Start of DATA FOR REVIEW
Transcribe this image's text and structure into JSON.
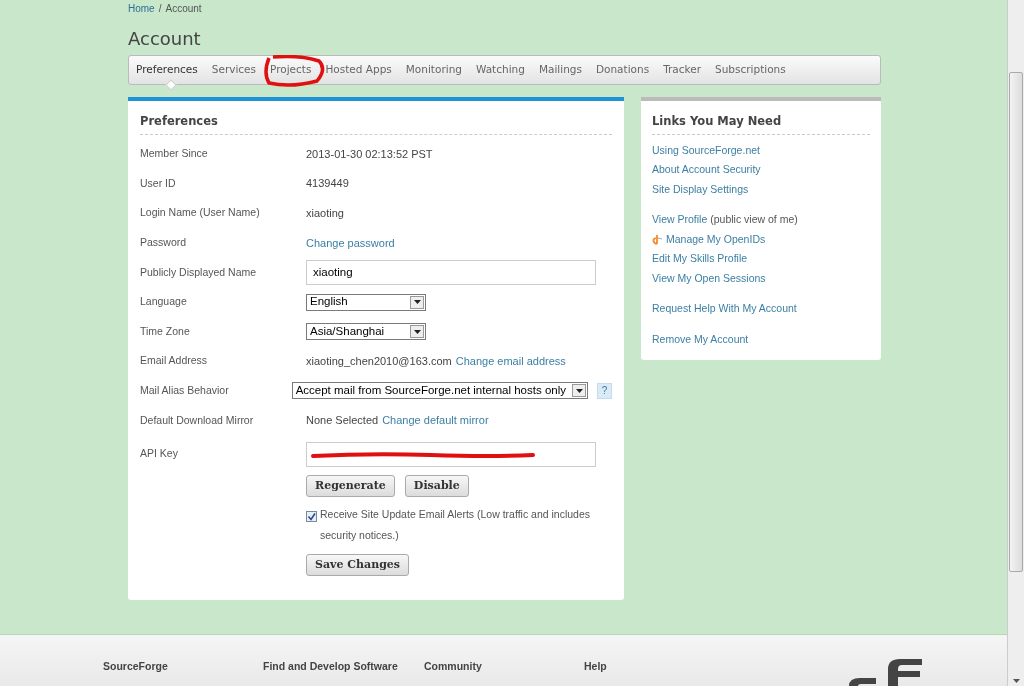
{
  "breadcrumb": [
    {
      "text": "Home",
      "kind": "link",
      "separator": "/"
    },
    {
      "text": "Account",
      "kind": "current"
    }
  ],
  "title": "Account",
  "tabs": [
    {
      "label": "Preferences",
      "selected": true,
      "circled": false
    },
    {
      "label": "Services",
      "selected": false,
      "circled": false
    },
    {
      "label": "Projects",
      "selected": false,
      "circled": true
    },
    {
      "label": "Hosted Apps",
      "selected": false,
      "circled": false
    },
    {
      "label": "Monitoring",
      "selected": false,
      "circled": false
    },
    {
      "label": "Watching",
      "selected": false,
      "circled": false
    },
    {
      "label": "Mailings",
      "selected": false,
      "circled": false
    },
    {
      "label": "Donations",
      "selected": false,
      "circled": false
    },
    {
      "label": "Tracker",
      "selected": false,
      "circled": false
    },
    {
      "label": "Subscriptions",
      "selected": false,
      "circled": false
    }
  ],
  "preferences": {
    "heading": "Preferences",
    "rows": [
      {
        "kind": "text",
        "label": "Member Since",
        "value": "2013-01-30 02:13:52 PST"
      },
      {
        "kind": "text",
        "label": "User ID",
        "value": "4139449"
      },
      {
        "kind": "text",
        "label": "Login Name (User Name)",
        "value": "xiaoting"
      },
      {
        "kind": "link",
        "label": "Password",
        "link": "Change password"
      },
      {
        "kind": "input",
        "label": "Publicly Displayed Name",
        "value": "xiaoting"
      },
      {
        "kind": "select",
        "label": "Language",
        "value": "English"
      },
      {
        "kind": "select",
        "label": "Time Zone",
        "value": "Asia/Shanghai"
      },
      {
        "kind": "text_link",
        "label": "Email Address",
        "value": "xiaoting_chen2010@163.com",
        "link": "Change email address"
      },
      {
        "kind": "select_help",
        "label": "Mail Alias Behavior",
        "value": "Accept mail from SourceForge.net internal hosts only",
        "help": "?"
      },
      {
        "kind": "text_link",
        "label": "Default Download Mirror",
        "value": "None Selected",
        "link": "Change default mirror"
      },
      {
        "kind": "api_key",
        "label": "API Key",
        "scribbled": true,
        "buttons": [
          "Regenerate",
          "Disable"
        ]
      }
    ],
    "alerts": {
      "checked": true,
      "label": "Receive Site Update Email Alerts (Low traffic and includes security notices.)"
    },
    "save": "Save Changes"
  },
  "links": {
    "heading": "Links You May Need",
    "groups": [
      [
        {
          "kind": "link",
          "text": "Using SourceForge.net"
        },
        {
          "kind": "link",
          "text": "About Account Security"
        },
        {
          "kind": "link",
          "text": "Site Display Settings"
        }
      ],
      [
        {
          "kind": "link",
          "text": "View Profile",
          "note": "(public view of me)"
        },
        {
          "kind": "openid",
          "text": "Manage My OpenIDs"
        },
        {
          "kind": "link",
          "text": "Edit My Skills Profile"
        },
        {
          "kind": "link",
          "text": "View My Open Sessions"
        }
      ],
      [
        {
          "kind": "link",
          "text": "Request Help With My Account"
        }
      ],
      [
        {
          "kind": "link",
          "text": "Remove My Account"
        }
      ]
    ]
  },
  "footer": {
    "columns": [
      "SourceForge",
      "Find and Develop Software",
      "Community",
      "Help"
    ]
  }
}
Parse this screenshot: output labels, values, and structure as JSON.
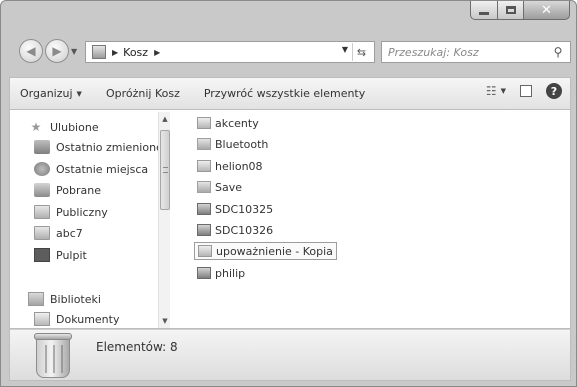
{
  "address": {
    "crumb": "Kosz"
  },
  "search": {
    "placeholder": "Przeszukaj: Kosz"
  },
  "toolbar": {
    "organize": "Organizuj",
    "empty_bin": "Opróżnij Kosz",
    "restore_all": "Przywróć wszystkie elementy"
  },
  "nav": {
    "favorites": "Ulubione",
    "recent_changes": "Ostatnio zmienione",
    "recent_places": "Ostatnie miejsca",
    "downloads": "Pobrane",
    "public": "Publiczny",
    "abc7": "abc7",
    "desktop": "Pulpit",
    "libraries": "Biblioteki",
    "documents": "Dokumenty"
  },
  "files": [
    {
      "name": "akcenty",
      "icon": "file-icon"
    },
    {
      "name": "Bluetooth",
      "icon": "folder-icon"
    },
    {
      "name": "helion08",
      "icon": "file-icon"
    },
    {
      "name": "Save",
      "icon": "folder-icon"
    },
    {
      "name": "SDC10325",
      "icon": "media-icon"
    },
    {
      "name": "SDC10326",
      "icon": "media-icon"
    },
    {
      "name": "upoważnienie - Kopia",
      "icon": "file-icon",
      "selected": true
    },
    {
      "name": "philip",
      "icon": "media-icon"
    }
  ],
  "status": {
    "count_text": "Elementów: 8"
  }
}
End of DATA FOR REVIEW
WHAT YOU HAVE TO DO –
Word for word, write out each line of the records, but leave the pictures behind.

ANSWER TO THE PROBLEM –
Transcribe this image's text and structure into JSON.
{
  "breadcrumb": [
    {
      "text": "Home",
      "kind": "link",
      "separator": "/"
    },
    {
      "text": "Account",
      "kind": "current"
    }
  ],
  "title": "Account",
  "tabs": [
    {
      "label": "Preferences",
      "selected": true,
      "circled": false
    },
    {
      "label": "Services",
      "selected": false,
      "circled": false
    },
    {
      "label": "Projects",
      "selected": false,
      "circled": true
    },
    {
      "label": "Hosted Apps",
      "selected": false,
      "circled": false
    },
    {
      "label": "Monitoring",
      "selected": false,
      "circled": false
    },
    {
      "label": "Watching",
      "selected": false,
      "circled": false
    },
    {
      "label": "Mailings",
      "selected": false,
      "circled": false
    },
    {
      "label": "Donations",
      "selected": false,
      "circled": false
    },
    {
      "label": "Tracker",
      "selected": false,
      "circled": false
    },
    {
      "label": "Subscriptions",
      "selected": false,
      "circled": false
    }
  ],
  "preferences": {
    "heading": "Preferences",
    "rows": [
      {
        "kind": "text",
        "label": "Member Since",
        "value": "2013-01-30 02:13:52 PST"
      },
      {
        "kind": "text",
        "label": "User ID",
        "value": "4139449"
      },
      {
        "kind": "text",
        "label": "Login Name (User Name)",
        "value": "xiaoting"
      },
      {
        "kind": "link",
        "label": "Password",
        "link": "Change password"
      },
      {
        "kind": "input",
        "label": "Publicly Displayed Name",
        "value": "xiaoting"
      },
      {
        "kind": "select",
        "label": "Language",
        "value": "English"
      },
      {
        "kind": "select",
        "label": "Time Zone",
        "value": "Asia/Shanghai"
      },
      {
        "kind": "text_link",
        "label": "Email Address",
        "value": "xiaoting_chen2010@163.com",
        "link": "Change email address"
      },
      {
        "kind": "select_help",
        "label": "Mail Alias Behavior",
        "value": "Accept mail from SourceForge.net internal hosts only",
        "help": "?"
      },
      {
        "kind": "text_link",
        "label": "Default Download Mirror",
        "value": "None Selected",
        "link": "Change default mirror"
      },
      {
        "kind": "api_key",
        "label": "API Key",
        "scribbled": true,
        "buttons": [
          "Regenerate",
          "Disable"
        ]
      }
    ],
    "alerts": {
      "checked": true,
      "label": "Receive Site Update Email Alerts (Low traffic and includes security notices.)"
    },
    "save": "Save Changes"
  },
  "links": {
    "heading": "Links You May Need",
    "groups": [
      [
        {
          "kind": "link",
          "text": "Using SourceForge.net"
        },
        {
          "kind": "link",
          "text": "About Account Security"
        },
        {
          "kind": "link",
          "text": "Site Display Settings"
        }
      ],
      [
        {
          "kind": "link",
          "text": "View Profile",
          "note": "(public view of me)"
        },
        {
          "kind": "openid",
          "text": "Manage My OpenIDs"
        },
        {
          "kind": "link",
          "text": "Edit My Skills Profile"
        },
        {
          "kind": "link",
          "text": "View My Open Sessions"
        }
      ],
      [
        {
          "kind": "link",
          "text": "Request Help With My Account"
        }
      ],
      [
        {
          "kind": "link",
          "text": "Remove My Account"
        }
      ]
    ]
  },
  "footer": {
    "columns": [
      "SourceForge",
      "Find and Develop Software",
      "Community",
      "Help"
    ]
  }
}
Parse this screenshot: output labels, values, and structure as JSON.
{
  "address": {
    "crumb": "Kosz"
  },
  "search": {
    "placeholder": "Przeszukaj: Kosz"
  },
  "toolbar": {
    "organize": "Organizuj",
    "empty_bin": "Opróżnij Kosz",
    "restore_all": "Przywróć wszystkie elementy"
  },
  "nav": {
    "favorites": "Ulubione",
    "recent_changes": "Ostatnio zmienione",
    "recent_places": "Ostatnie miejsca",
    "downloads": "Pobrane",
    "public": "Publiczny",
    "abc7": "abc7",
    "desktop": "Pulpit",
    "libraries": "Biblioteki",
    "documents": "Dokumenty"
  },
  "files": [
    {
      "name": "akcenty",
      "icon": "file-icon"
    },
    {
      "name": "Bluetooth",
      "icon": "folder-icon"
    },
    {
      "name": "helion08",
      "icon": "file-icon"
    },
    {
      "name": "Save",
      "icon": "folder-icon"
    },
    {
      "name": "SDC10325",
      "icon": "media-icon"
    },
    {
      "name": "SDC10326",
      "icon": "media-icon"
    },
    {
      "name": "upoważnienie - Kopia",
      "icon": "file-icon",
      "selected": true
    },
    {
      "name": "philip",
      "icon": "media-icon"
    }
  ],
  "status": {
    "count_text": "Elementów: 8"
  }
}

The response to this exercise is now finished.